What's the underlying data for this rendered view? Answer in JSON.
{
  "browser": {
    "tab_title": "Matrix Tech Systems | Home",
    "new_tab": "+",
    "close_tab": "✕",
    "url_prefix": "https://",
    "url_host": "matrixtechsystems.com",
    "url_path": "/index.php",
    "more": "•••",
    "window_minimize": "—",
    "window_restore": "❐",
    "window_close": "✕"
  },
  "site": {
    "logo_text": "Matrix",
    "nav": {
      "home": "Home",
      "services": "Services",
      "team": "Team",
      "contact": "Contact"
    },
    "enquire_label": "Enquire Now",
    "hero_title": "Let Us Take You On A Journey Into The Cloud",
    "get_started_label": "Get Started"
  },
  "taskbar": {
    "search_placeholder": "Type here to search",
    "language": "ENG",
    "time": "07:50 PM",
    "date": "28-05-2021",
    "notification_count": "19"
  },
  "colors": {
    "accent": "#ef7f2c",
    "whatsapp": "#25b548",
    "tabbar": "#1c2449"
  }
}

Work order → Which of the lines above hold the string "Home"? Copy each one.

Answer to the problem →
    "tab_title": "Matrix Tech Systems | Home",
      "home": "Home",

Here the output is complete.